Politics of the Middle East module (PO41011)
This module aims to:
- provide a general overview of the modern history and politics of the Middle East and North Africa and a more detailed knowledge of the political development of several countries
- provide a fuller understanding of domestic and foreign interests in the Middle East
- explore the basic political context under which the resurgence of political Islam took place and the basic ideas of Islamist movements
- gain insight into causes of conflict in the Middle East
- explore the role of the key international actors (state/non-state) in Middle East conflict resolution or peace-building
- equip you for postgraduate level study in the humanities/social sciences, should you desire to pursue it
This is an extraordinary time in the Middle East and North Africa. The events of the Arab Spring have shaken and overthrown regimes.
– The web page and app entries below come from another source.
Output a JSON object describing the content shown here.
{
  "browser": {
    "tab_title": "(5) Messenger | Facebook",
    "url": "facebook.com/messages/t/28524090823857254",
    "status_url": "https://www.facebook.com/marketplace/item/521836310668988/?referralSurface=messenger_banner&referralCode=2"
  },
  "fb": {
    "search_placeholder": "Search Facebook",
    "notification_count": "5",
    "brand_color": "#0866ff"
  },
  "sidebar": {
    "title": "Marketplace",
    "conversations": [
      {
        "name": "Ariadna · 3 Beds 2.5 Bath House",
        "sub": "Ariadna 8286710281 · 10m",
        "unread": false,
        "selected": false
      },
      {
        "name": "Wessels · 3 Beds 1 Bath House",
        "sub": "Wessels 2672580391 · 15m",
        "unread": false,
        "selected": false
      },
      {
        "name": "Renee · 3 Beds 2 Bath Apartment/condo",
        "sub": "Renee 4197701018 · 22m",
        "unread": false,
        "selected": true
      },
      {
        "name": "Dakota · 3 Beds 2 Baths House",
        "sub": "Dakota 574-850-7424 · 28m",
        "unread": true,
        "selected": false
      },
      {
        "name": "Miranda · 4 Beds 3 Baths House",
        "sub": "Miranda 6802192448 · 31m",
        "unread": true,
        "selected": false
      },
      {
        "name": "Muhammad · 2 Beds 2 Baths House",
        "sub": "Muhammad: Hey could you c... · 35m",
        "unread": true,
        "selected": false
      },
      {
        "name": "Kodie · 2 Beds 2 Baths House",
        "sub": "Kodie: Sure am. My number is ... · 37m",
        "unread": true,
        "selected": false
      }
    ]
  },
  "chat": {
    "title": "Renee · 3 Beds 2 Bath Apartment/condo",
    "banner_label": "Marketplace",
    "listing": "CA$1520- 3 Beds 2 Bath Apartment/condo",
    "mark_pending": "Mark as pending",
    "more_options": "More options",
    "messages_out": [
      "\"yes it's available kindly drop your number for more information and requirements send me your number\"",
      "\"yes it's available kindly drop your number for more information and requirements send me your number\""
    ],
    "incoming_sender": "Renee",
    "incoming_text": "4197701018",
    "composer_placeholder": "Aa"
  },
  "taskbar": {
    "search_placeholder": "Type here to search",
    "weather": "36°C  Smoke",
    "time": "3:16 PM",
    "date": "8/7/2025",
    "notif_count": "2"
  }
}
With an eye on these unfolding developments this module will allow students to explore contemporary Middle East politics encompassing both the Arab and the non-Arab worlds with a special concern for the following topics:
- the Arab Israeli conflict
- the Palestinian Israeli conflict
- Gulf conflicts
- Politics of oil
- Political Islam: the Muslim Brotherhood in Egypt and Al-Qaeda's ideology
- strategy and the on-going Arab Spring saga.
The implications for wider International Relations will also be considered. Furthermore, it will offer an insight into Middle East history and politics since 1945, and provide students with the necessary background and skills for undertaking postgraduate work in the humanities and social sciences.
- Introduction: Middle East and the international system
- The Arab Israeli conflict: Facts and Myths
- The Palestinian Israeli conflict: conflict over territory?
- Lebanon conflict: deep-rooted sectarian and religious divides
- War in the Gulf: Iran and Iraq 1980-1989
- Case Study - The Persian Gulf War, 1990-1991
- Islamist Movements - The Muslim Brothers
- Al-Qaeda - Ideology and Strategy: What does al-Qaeda want?
- Addicted to oil: the Iraq War
- Yemen - the Arab Spring's success story?
- The Rise of Iran and the West: Moving towards Confrontation?
Teaching will involve a two-hour session for all students each week.
The first half of the session consists of a lecturer-led discussion of a pre-determined topic, involving mini-lectures, buzz groups and question-and-answer slots.
After a short break, the second half of the session will consist of student-led discussion of set texts and issues, incorporating brainstorming in pairs, debates within sub-groups, and class discussion.
This allows students to develop a wide range of skills, including research, analysis and presentation.
This module is assessed as follows:
- Essay - 3,000 words (50%)
- Examination - two hours (50%)
Intended Learning Outcomes
- A critical understanding of a broad historical knowledge of the formation of the state system in the Middle East
- A comprehensive understanding of important themes and debates in politics of the Middle East, including war and peace, ideological movements and democratisation, social media and globalisation
- An understanding of the interconnectedness of patterns of conflict in the Middle East and an ability to relate the interconnectedness of conflicts to the difficulties of peace making
- An appreciation of the role of international powers in the conflict and resolution processes in the Middle East
- Critically assess the impact of the State of Israel on the international relations of the Middle East
- Become aware of the factors behind recent uprisings in the region
Recommended Texts for purchase
- Beverly Milton-Edwards and Peter Hinchcliffe., Conflicts in the Middle East Since 1945. Routledge, 2007
- Beverly Milton-Edwards., Contemporary Politics in the Middle East. Polity Press; 3rd Edition (20 May 2011)
A further extensive reading list is available on MyDundee.